Contact tracing, other measures help to slow the spread
Dr. Daniel Glunk, chief quality officer for UPMC in the Susquehanna region, and his colleagues have worked tirelessly to continually improve contact tracing procedures at area hospitals.
“The pandemic is here to stay,” Glunk said. “We are tracking everything and taking care of our patients who test positive through our labs. From infants to someone who was in their late 90s, the majority of the people we have traced have recovered safely at home. When you come into the hospital, we are prepared to take care of you as well.”
Contact tracing is performed after a patient tests positive in an effort to warn others that patient may have been in contact with.
People who have been in direct contact with this COVID-19 positive person are then contacted by medical professionals who will guide them through the quarantine process.
Medical professionals ask the patient questions about recent travel, any known contact with other positive cases and more.
“This (contact tracing) isn’t new for COVID,” Glunk said. “This would happen with a salmonella infection or other infectious diseases that could be tracked by a health department. In a pandemic though, with contact tracing you can determine how it is spreading and hopefully mitigate further spread.”

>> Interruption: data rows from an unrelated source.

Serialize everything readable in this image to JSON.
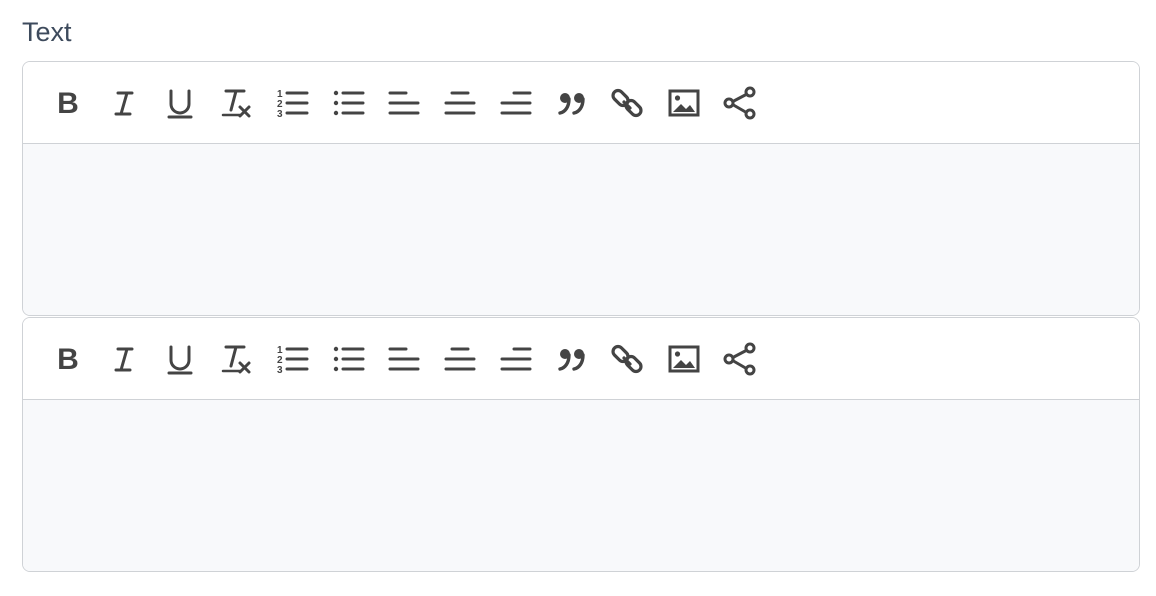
{
  "field": {
    "label": "Text"
  },
  "editors": [
    {
      "id": "editor-1",
      "content": "",
      "toolbar": [
        "bold-icon",
        "italic-icon",
        "underline-icon",
        "clear-format-icon",
        "ordered-list-icon",
        "bullet-list-icon",
        "align-left-icon",
        "align-center-icon",
        "align-right-icon",
        "blockquote-icon",
        "link-icon",
        "image-icon",
        "share-icon"
      ]
    },
    {
      "id": "editor-2",
      "content": "",
      "toolbar": [
        "bold-icon",
        "italic-icon",
        "underline-icon",
        "clear-format-icon",
        "ordered-list-icon",
        "bullet-list-icon",
        "align-left-icon",
        "align-center-icon",
        "align-right-icon",
        "blockquote-icon",
        "link-icon",
        "image-icon",
        "share-icon"
      ]
    }
  ],
  "colors": {
    "label": "#3d4a5c",
    "icon": "#444444",
    "border": "#cfd2d6",
    "content_background": "#f8f9fb"
  }
}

Those who were in contact with the patient who tested positive are advised on quarantine procedures such as limiting contact with pets, avoiding using the same bathroom as others in the home, separating yourself from others in the home and wearing a mask while at home.
“What is unique about our program is that we also had questions to make sure there weren’t social needs,” Glunk added.

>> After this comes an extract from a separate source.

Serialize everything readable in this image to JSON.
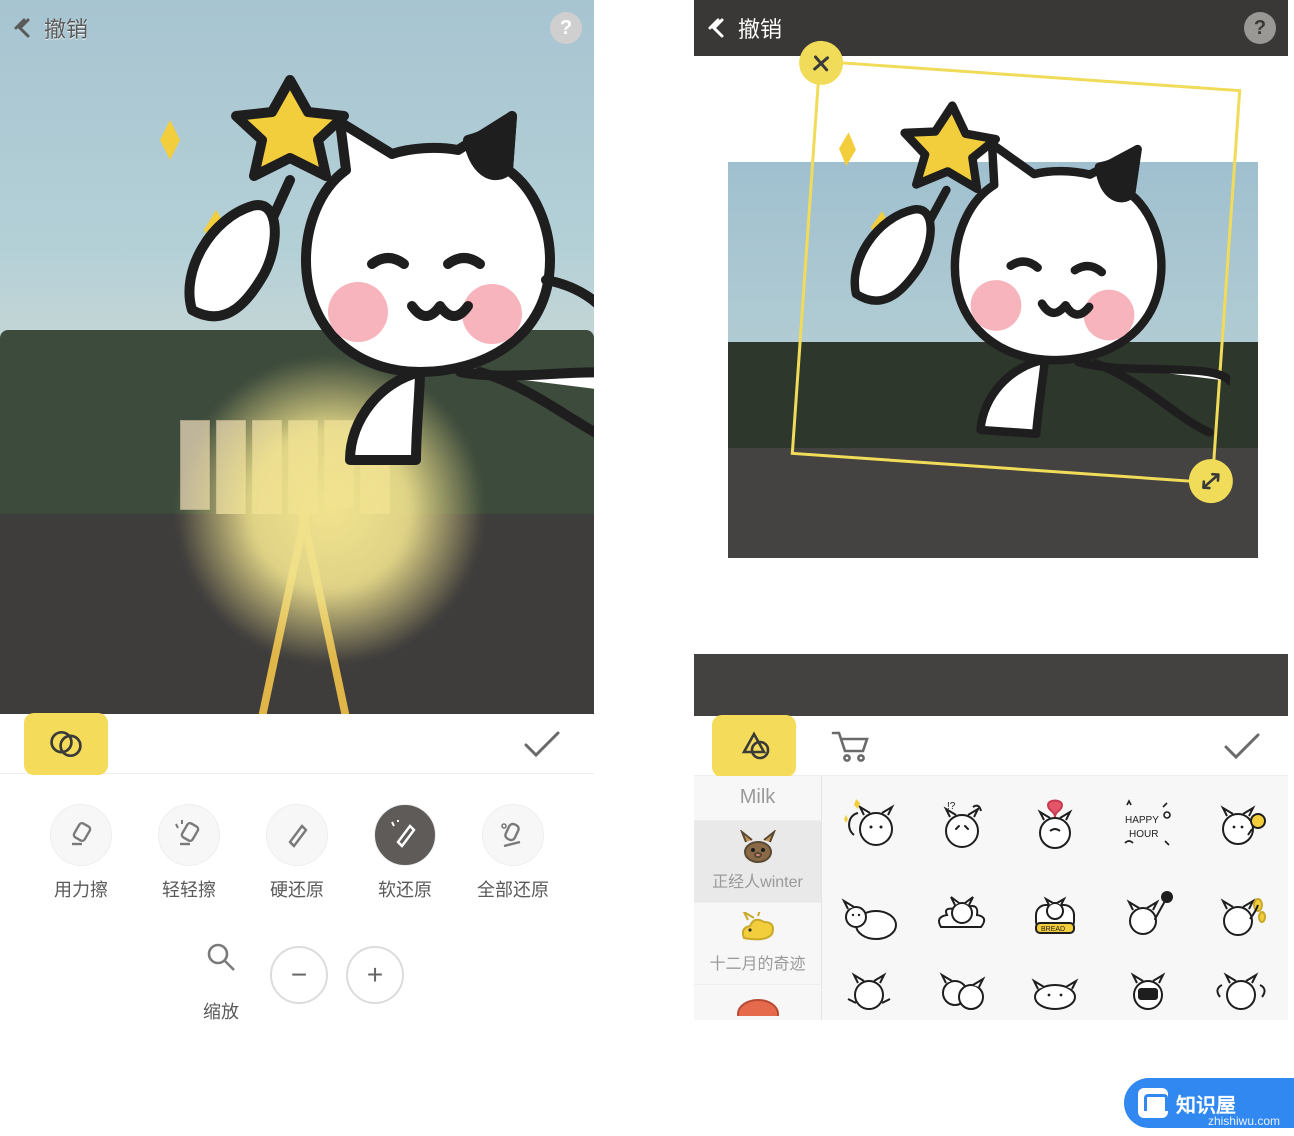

If they needed ways to get groceries or medicines, UPMC would then connect them to a social worker and help them at no cost.

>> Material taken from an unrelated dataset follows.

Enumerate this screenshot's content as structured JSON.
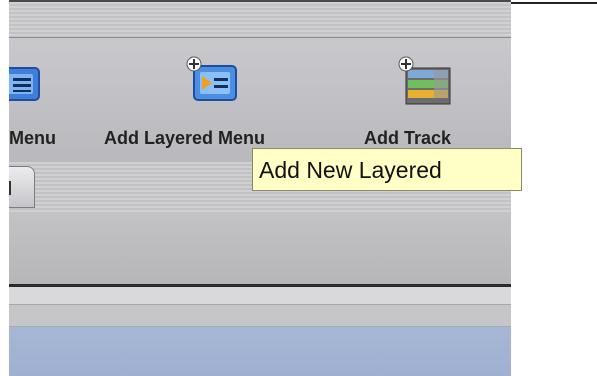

In the earlier stages of the pandemic, Glunk said that the spread was “definitely a result of travel” but now the virus has “integrated itself into our counties at a lower level”.
He added that precautions such as face masking and washing your hands should be continued to be required as the virus will continue to be with us and we are all at risk of “potential contact.”
UPMC also partnered with their paramedic departments and arranged for them to be able to do in house testing for those who cannot come into testing facilities.
“The goal is to have everyone successfully recover in their home,” Glunk said.
They did this process in nursing homes as well.
UPMC works alongside the state Department of Health on contact tracing, to extend its reach to as many people as possible.
“For the most part, the people that we contacted got followed up on and contacted by the Department of Health,” he said. “There was a lot of synergy in making sure that people were doing what they needed to … in order to prevent the spread.”